In the copy you make, keep each entry exactly as it is and leave out all images.

BEGIN

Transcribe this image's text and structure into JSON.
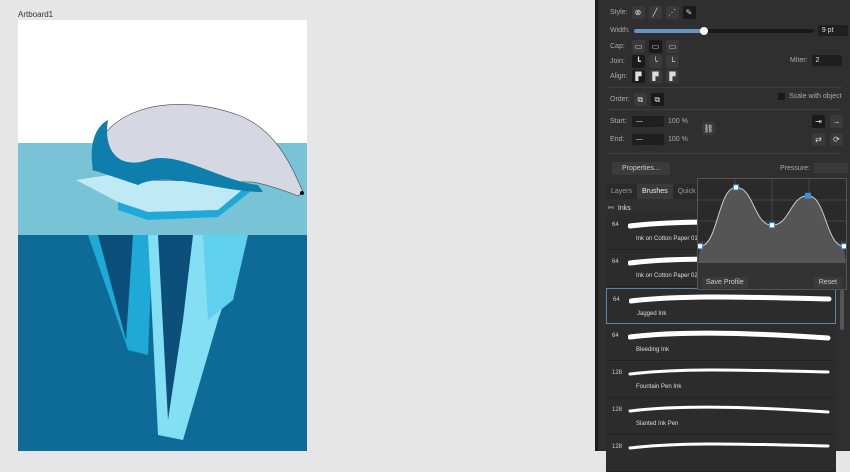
{
  "canvas": {
    "artboard_label": "Artboard1",
    "colors": {
      "sky": "#ffffff",
      "sea_surface": "#79c3d6",
      "deep_sea": "#0e6a96",
      "ice": "#84dff5"
    }
  },
  "stroke_panel": {
    "style_label": "Style:",
    "width_label": "Width:",
    "width_value": "9 pt",
    "width_fraction": 0.38,
    "cap_label": "Cap:",
    "join_label": "Join:",
    "align_label": "Align:",
    "miter_label": "Miter:",
    "miter_value": "2",
    "order_label": "Order:",
    "scale_label": "Scale with object",
    "start_label": "Start:",
    "end_label": "End:",
    "start_pct": "100 %",
    "end_pct": "100 %",
    "properties_label": "Properties...",
    "pressure_label": "Pressure:"
  },
  "tabs": [
    {
      "label": "Layers"
    },
    {
      "label": "Brushes",
      "active": true
    },
    {
      "label": "Quick"
    }
  ],
  "category": "Inks",
  "brushes": [
    {
      "size": "64",
      "name": "Ink on Cotton Paper 01"
    },
    {
      "size": "64",
      "name": "Ink on Cotton Paper 02"
    },
    {
      "size": "64",
      "name": "Jagged Ink",
      "selected": true
    },
    {
      "size": "64",
      "name": "Bleeding Ink"
    },
    {
      "size": "128",
      "name": "Fountain Pen Ink"
    },
    {
      "size": "128",
      "name": "Slanted Ink Pen"
    },
    {
      "size": "128",
      "name": ""
    }
  ],
  "pressure_popup": {
    "save_label": "Save Profile",
    "reset_label": "Reset",
    "points": [
      [
        0,
        0.2
      ],
      [
        0.25,
        0.9
      ],
      [
        0.5,
        0.45
      ],
      [
        0.75,
        0.8
      ],
      [
        1,
        0.2
      ]
    ]
  }
}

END

▸ RESPONSE AREA
Transcribe this image's text and structure into JSON.
{
  "canvas": {
    "artboard_label": "Artboard1",
    "colors": {
      "sky": "#ffffff",
      "sea_surface": "#79c3d6",
      "deep_sea": "#0e6a96",
      "ice": "#84dff5"
    }
  },
  "stroke_panel": {
    "style_label": "Style:",
    "width_label": "Width:",
    "width_value": "9 pt",
    "width_fraction": 0.38,
    "cap_label": "Cap:",
    "join_label": "Join:",
    "align_label": "Align:",
    "miter_label": "Miter:",
    "miter_value": "2",
    "order_label": "Order:",
    "scale_label": "Scale with object",
    "start_label": "Start:",
    "end_label": "End:",
    "start_pct": "100 %",
    "end_pct": "100 %",
    "properties_label": "Properties...",
    "pressure_label": "Pressure:"
  },
  "tabs": [
    {
      "label": "Layers"
    },
    {
      "label": "Brushes",
      "active": true
    },
    {
      "label": "Quick"
    }
  ],
  "category": "Inks",
  "brushes": [
    {
      "size": "64",
      "name": "Ink on Cotton Paper 01"
    },
    {
      "size": "64",
      "name": "Ink on Cotton Paper 02"
    },
    {
      "size": "64",
      "name": "Jagged Ink",
      "selected": true
    },
    {
      "size": "64",
      "name": "Bleeding Ink"
    },
    {
      "size": "128",
      "name": "Fountain Pen Ink"
    },
    {
      "size": "128",
      "name": "Slanted Ink Pen"
    },
    {
      "size": "128",
      "name": ""
    }
  ],
  "pressure_popup": {
    "save_label": "Save Profile",
    "reset_label": "Reset",
    "points": [
      [
        0,
        0.2
      ],
      [
        0.25,
        0.9
      ],
      [
        0.5,
        0.45
      ],
      [
        0.75,
        0.8
      ],
      [
        1,
        0.2
      ]
    ]
  }
}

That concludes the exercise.